In remarks to the audience, Gaffigan described the first half of the program as the sacred and profane. But both composers were too sly for such distinctions. For Respighi, the church readily preys on the senses. In Bartók's ballet about a three thieves and a reluctant prostitute, a mysterious Mandarin who can't be knifed, shot or hanged finds death in a lover's transcendent embrace.

The 20-minute suite is a little bit of a cheat because it lobs off a hefty chunk of revelatory music, and Gaffigan was a naïve when he said it is rarely heard. Esa-Pekka Salonen and Pierre Boulez did it with the orchestra. The suite, too, is common. The young Chinese conductor Xian Zhang made her exciting L.A. Phil debut with it three years ago.

Gaffigan went for graphic theater. He gave a vividly entertaining description of the plot to the audience and then conducted exactly what he had described. Bartók made the clarinet a Marlene Dietrich, and the orchestra principal clarinetist, Michele Zukovsky, as she had done in this piece many times before, captured Bartók's subtle portrayal of a prostitute's retrieval of dignity from disgrace. The violas were riveting. Bold brass made one's hair stand on end.

How nice it would be were André Watts to play something other than the handful of warhorses he always turns to. He must have played the Grieg thousands of time in his career (it was his vehicle less than two years ago when he last appeared with the Pacific Symphony in Orange County).

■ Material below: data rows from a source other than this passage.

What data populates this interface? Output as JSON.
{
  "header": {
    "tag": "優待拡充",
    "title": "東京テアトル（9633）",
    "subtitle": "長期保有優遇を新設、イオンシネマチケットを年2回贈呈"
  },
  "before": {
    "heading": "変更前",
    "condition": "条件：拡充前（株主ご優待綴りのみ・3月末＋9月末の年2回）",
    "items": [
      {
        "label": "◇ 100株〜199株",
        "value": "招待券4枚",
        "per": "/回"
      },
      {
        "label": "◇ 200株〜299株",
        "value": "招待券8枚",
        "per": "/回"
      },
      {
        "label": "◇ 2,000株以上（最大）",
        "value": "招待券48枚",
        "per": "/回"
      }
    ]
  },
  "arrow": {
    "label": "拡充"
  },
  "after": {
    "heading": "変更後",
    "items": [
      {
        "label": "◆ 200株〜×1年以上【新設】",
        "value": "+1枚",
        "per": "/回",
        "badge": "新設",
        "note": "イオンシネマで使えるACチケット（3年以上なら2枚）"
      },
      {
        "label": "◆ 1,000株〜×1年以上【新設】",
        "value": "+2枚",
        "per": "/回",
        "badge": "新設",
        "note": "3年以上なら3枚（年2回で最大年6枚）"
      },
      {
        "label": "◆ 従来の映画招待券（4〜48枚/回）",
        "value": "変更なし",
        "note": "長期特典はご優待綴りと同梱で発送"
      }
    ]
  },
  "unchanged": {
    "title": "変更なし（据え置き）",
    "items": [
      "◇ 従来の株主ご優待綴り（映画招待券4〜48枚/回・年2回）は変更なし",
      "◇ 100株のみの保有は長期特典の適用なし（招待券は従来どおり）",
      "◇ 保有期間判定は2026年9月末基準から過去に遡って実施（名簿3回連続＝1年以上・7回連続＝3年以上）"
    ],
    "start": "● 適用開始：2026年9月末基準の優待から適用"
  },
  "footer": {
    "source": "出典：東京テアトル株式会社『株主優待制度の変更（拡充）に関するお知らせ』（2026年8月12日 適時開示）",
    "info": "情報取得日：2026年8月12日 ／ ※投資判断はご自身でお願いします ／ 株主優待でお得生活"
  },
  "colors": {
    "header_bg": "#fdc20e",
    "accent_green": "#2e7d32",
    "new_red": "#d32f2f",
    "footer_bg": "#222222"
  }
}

Friday, he knocked off the Grieg once again. But like an old lion, which he is coming to resemble, Watts plays with an authority not worth arguing with. He gets from the keyboard the booming resonance of a great orator, which he also -- in a pianistic way -- resembles. Gaffigan conducted with respect for Watts and a flair for Grieg.

Maybe it is not always necessary to dig deep. Watts reminded listeners of what is before our faces. The audience loved him. I didn’t expect to, but I did too.

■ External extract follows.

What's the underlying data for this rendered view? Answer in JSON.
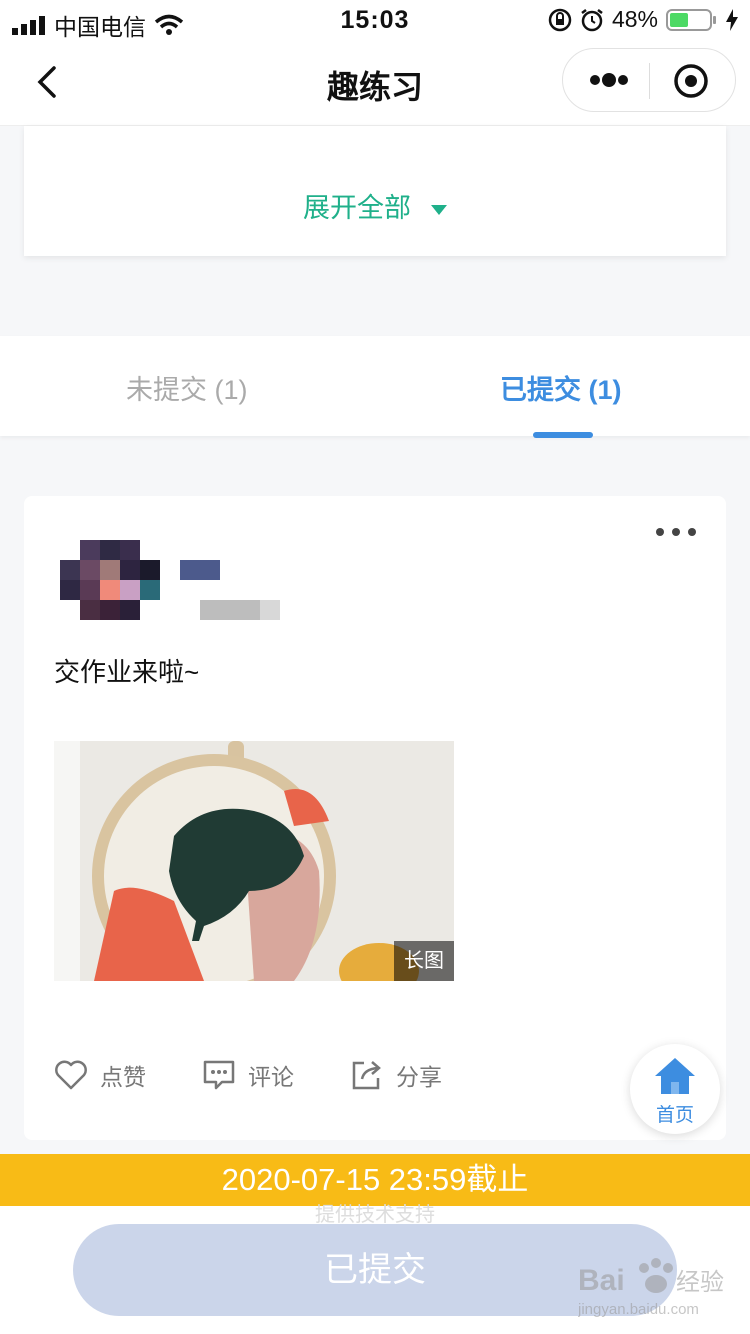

Music review: Leonard Slatkin returns to the Hollywood Bowl

Music Review: Xian Zhang conducts the Los Angeles Philharmonic

Music review: Osmo Vanska in his Los Angeles Philharmonic debut

-- Mark Swed

Los Angeles Philharmonic; Walt Disney Concert Hall, 111 S. Grand Ave., downtown L.A.; 2 p.m. Sunday; $57-$180; (323) 850-2000 or

Photo: Pianist André Watts and conductor James Gaffigan with the Los Angeles Philharmonic at Walt Disney Concert Hall Friday night. Credit: Luis Sinco / Los Angeles Times